Task goal
Every line in the data below has to be repeated exactly; no picture belongs in the result.

Data provided
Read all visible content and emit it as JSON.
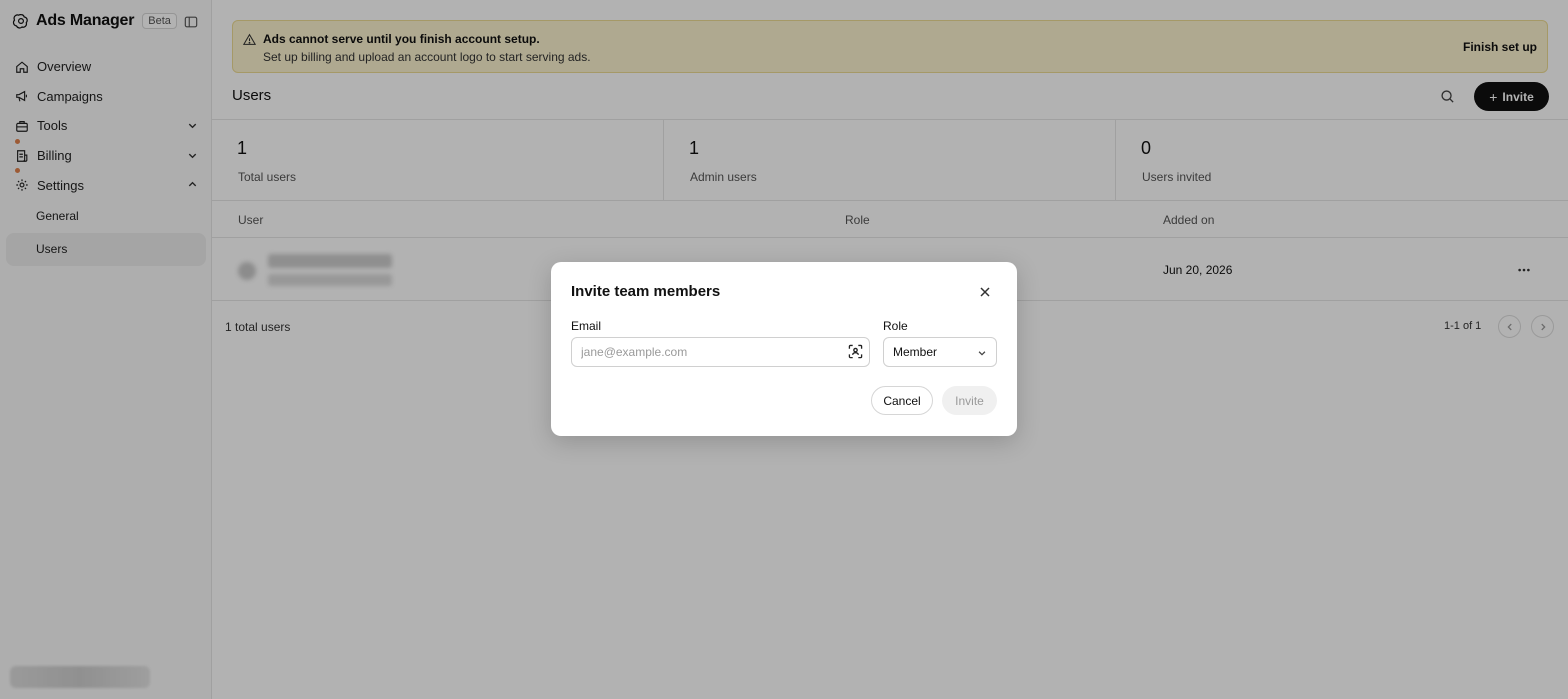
{
  "sidebar": {
    "app_name": "Ads Manager",
    "badge": "Beta",
    "nav": [
      {
        "label": "Overview"
      },
      {
        "label": "Campaigns"
      },
      {
        "label": "Tools"
      },
      {
        "label": "Billing"
      },
      {
        "label": "Settings"
      }
    ],
    "settings_sub": [
      {
        "label": "General"
      },
      {
        "label": "Users"
      }
    ]
  },
  "banner": {
    "title": "Ads cannot serve until you finish account setup.",
    "text": "Set up billing and upload an account logo to start serving ads.",
    "action": "Finish set up"
  },
  "page": {
    "title": "Users",
    "invite_label": "Invite"
  },
  "stats": [
    {
      "value": "1",
      "label": "Total users"
    },
    {
      "value": "1",
      "label": "Admin users"
    },
    {
      "value": "0",
      "label": "Users invited"
    }
  ],
  "table": {
    "columns": [
      "User",
      "Role",
      "Added on"
    ],
    "rows": [
      {
        "added_on": "Jun 20, 2026"
      }
    ],
    "footer_total": "1 total users",
    "pagination": "1-1 of 1"
  },
  "modal": {
    "title": "Invite team members",
    "email_label": "Email",
    "email_placeholder": "jane@example.com",
    "email_value": "",
    "role_label": "Role",
    "role_value": "Member",
    "cancel_label": "Cancel",
    "submit_label": "Invite"
  },
  "colors": {
    "banner_bg": "#fbf3cf",
    "banner_border": "#eddc94",
    "primary_button": "#111111",
    "notification_dot": "#e0824c"
  }
}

Response box
Read all visible content and emit it as JSON.
{
  "sidebar": {
    "app_name": "Ads Manager",
    "badge": "Beta",
    "nav": [
      {
        "label": "Overview"
      },
      {
        "label": "Campaigns"
      },
      {
        "label": "Tools"
      },
      {
        "label": "Billing"
      },
      {
        "label": "Settings"
      }
    ],
    "settings_sub": [
      {
        "label": "General"
      },
      {
        "label": "Users"
      }
    ]
  },
  "banner": {
    "title": "Ads cannot serve until you finish account setup.",
    "text": "Set up billing and upload an account logo to start serving ads.",
    "action": "Finish set up"
  },
  "page": {
    "title": "Users",
    "invite_label": "Invite"
  },
  "stats": [
    {
      "value": "1",
      "label": "Total users"
    },
    {
      "value": "1",
      "label": "Admin users"
    },
    {
      "value": "0",
      "label": "Users invited"
    }
  ],
  "table": {
    "columns": [
      "User",
      "Role",
      "Added on"
    ],
    "rows": [
      {
        "added_on": "Jun 20, 2026"
      }
    ],
    "footer_total": "1 total users",
    "pagination": "1-1 of 1"
  },
  "modal": {
    "title": "Invite team members",
    "email_label": "Email",
    "email_placeholder": "jane@example.com",
    "email_value": "",
    "role_label": "Role",
    "role_value": "Member",
    "cancel_label": "Cancel",
    "submit_label": "Invite"
  },
  "colors": {
    "banner_bg": "#fbf3cf",
    "banner_border": "#eddc94",
    "primary_button": "#111111",
    "notification_dot": "#e0824c"
  }
}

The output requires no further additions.